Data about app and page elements
----
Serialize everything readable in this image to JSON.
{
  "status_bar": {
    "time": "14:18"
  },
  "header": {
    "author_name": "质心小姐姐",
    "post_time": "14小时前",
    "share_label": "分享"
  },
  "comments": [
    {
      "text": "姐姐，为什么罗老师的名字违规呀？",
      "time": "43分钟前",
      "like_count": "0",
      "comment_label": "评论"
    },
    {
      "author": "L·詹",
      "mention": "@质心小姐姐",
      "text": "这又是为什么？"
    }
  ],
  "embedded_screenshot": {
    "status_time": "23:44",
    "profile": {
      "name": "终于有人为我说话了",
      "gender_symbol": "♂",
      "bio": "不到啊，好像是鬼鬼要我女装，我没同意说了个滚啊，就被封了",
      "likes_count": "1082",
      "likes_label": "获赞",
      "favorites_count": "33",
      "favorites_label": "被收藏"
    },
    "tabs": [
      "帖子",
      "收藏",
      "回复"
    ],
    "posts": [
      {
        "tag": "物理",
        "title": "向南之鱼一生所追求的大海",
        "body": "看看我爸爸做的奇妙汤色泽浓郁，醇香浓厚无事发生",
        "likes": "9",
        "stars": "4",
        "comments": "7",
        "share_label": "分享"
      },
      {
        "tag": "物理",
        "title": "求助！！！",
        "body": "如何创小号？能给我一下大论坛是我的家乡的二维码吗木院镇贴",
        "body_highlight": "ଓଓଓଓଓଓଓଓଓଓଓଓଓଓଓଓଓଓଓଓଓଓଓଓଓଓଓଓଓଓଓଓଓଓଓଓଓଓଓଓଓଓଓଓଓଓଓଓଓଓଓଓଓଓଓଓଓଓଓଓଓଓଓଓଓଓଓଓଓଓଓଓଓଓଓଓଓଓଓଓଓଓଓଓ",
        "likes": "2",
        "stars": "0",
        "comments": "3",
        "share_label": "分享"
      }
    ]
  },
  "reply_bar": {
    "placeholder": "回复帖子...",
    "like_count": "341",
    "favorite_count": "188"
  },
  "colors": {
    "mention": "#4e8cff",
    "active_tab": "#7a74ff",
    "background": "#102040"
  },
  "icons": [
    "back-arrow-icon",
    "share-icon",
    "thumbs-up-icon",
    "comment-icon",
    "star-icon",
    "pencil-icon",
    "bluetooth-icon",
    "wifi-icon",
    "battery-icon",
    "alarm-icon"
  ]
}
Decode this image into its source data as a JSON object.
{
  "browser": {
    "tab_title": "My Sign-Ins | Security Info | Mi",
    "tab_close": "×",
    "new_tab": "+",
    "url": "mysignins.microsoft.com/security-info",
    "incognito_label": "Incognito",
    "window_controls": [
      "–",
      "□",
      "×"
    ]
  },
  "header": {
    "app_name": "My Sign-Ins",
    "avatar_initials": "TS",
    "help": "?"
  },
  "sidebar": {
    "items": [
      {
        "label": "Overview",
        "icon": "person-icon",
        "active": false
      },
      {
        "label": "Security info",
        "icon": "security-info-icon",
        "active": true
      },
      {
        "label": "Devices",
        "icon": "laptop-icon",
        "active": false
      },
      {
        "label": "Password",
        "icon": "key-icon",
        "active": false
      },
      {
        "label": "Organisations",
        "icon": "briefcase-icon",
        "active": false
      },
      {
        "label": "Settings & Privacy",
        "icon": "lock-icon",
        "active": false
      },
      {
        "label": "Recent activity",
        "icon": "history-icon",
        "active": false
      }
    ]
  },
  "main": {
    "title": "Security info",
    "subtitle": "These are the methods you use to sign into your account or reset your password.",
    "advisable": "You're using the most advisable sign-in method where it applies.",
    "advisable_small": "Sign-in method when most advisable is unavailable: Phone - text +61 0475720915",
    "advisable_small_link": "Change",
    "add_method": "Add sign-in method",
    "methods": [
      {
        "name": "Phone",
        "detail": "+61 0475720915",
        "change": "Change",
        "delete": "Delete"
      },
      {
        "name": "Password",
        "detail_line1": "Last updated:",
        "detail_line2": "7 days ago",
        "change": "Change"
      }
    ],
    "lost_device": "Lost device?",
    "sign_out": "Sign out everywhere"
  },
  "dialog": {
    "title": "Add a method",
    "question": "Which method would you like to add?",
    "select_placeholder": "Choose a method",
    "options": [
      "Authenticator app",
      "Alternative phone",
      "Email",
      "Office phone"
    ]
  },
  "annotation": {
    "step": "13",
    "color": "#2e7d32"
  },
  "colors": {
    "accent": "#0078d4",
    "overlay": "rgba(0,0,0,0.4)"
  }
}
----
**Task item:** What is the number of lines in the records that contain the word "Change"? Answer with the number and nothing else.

**Response to the exercise:** 3